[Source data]
·····

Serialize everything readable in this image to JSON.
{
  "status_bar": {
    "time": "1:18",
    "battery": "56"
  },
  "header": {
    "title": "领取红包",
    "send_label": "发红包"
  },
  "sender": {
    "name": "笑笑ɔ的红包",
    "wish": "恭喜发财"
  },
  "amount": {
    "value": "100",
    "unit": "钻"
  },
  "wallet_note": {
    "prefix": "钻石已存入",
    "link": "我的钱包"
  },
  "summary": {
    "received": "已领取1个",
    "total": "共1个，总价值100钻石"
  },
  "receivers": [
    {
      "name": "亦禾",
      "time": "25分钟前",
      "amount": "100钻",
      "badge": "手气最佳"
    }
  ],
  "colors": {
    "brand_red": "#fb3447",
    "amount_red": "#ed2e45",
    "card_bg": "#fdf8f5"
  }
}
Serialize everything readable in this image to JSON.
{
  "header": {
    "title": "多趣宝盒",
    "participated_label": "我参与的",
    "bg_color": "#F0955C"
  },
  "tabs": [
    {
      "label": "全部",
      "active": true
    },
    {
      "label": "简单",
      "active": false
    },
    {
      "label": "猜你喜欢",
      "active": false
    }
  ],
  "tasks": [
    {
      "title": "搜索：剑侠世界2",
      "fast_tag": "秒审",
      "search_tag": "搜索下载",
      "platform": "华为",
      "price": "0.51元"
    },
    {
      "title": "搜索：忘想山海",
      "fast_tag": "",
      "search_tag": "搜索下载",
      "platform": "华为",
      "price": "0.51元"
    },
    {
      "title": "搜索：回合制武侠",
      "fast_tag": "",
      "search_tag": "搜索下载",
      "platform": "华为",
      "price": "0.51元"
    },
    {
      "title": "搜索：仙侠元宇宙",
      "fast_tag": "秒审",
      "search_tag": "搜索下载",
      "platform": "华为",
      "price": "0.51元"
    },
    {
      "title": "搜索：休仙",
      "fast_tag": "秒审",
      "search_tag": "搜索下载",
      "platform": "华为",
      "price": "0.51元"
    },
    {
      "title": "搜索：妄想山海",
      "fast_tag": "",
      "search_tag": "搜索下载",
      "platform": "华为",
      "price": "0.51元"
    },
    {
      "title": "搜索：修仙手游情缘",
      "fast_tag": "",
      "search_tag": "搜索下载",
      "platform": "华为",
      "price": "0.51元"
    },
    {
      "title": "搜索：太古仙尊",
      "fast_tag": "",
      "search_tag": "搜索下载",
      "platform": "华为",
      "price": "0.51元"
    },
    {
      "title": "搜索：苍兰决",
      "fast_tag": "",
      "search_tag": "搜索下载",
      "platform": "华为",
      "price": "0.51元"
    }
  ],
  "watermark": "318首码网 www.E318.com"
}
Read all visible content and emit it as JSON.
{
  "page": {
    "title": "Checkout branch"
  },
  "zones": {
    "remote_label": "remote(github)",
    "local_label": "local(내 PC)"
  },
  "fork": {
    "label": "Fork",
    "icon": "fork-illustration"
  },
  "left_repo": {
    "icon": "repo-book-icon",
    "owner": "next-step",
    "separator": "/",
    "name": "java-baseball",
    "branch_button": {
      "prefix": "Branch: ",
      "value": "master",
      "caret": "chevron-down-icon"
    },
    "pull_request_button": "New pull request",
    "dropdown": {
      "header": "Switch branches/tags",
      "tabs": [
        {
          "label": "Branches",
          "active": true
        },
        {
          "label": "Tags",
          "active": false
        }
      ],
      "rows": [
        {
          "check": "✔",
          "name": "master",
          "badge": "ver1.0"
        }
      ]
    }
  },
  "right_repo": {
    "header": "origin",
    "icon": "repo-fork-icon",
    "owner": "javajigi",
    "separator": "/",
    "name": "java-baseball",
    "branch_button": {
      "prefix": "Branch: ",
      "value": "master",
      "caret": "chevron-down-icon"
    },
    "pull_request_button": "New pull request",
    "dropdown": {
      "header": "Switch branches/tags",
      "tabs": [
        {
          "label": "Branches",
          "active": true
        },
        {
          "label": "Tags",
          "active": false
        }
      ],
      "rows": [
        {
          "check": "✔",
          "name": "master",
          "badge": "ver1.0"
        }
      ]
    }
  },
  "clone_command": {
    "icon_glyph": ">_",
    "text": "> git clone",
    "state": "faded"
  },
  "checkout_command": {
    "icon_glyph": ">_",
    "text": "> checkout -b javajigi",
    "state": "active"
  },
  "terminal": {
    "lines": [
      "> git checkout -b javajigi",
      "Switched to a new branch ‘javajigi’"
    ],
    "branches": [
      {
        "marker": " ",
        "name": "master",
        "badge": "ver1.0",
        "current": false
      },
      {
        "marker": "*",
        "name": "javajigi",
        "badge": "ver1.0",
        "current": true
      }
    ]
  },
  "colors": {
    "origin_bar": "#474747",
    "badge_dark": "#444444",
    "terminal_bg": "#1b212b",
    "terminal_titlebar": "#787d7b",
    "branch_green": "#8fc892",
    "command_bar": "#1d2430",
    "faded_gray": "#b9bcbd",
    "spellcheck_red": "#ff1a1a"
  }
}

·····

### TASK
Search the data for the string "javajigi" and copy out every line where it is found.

### EXERCISE RESULT
    "owner": "javajigi",
    "text": "> checkout -b javajigi",
      "> git checkout -b javajigi",
      "Switched to a new branch ‘javajigi’"
        "name": "javajigi",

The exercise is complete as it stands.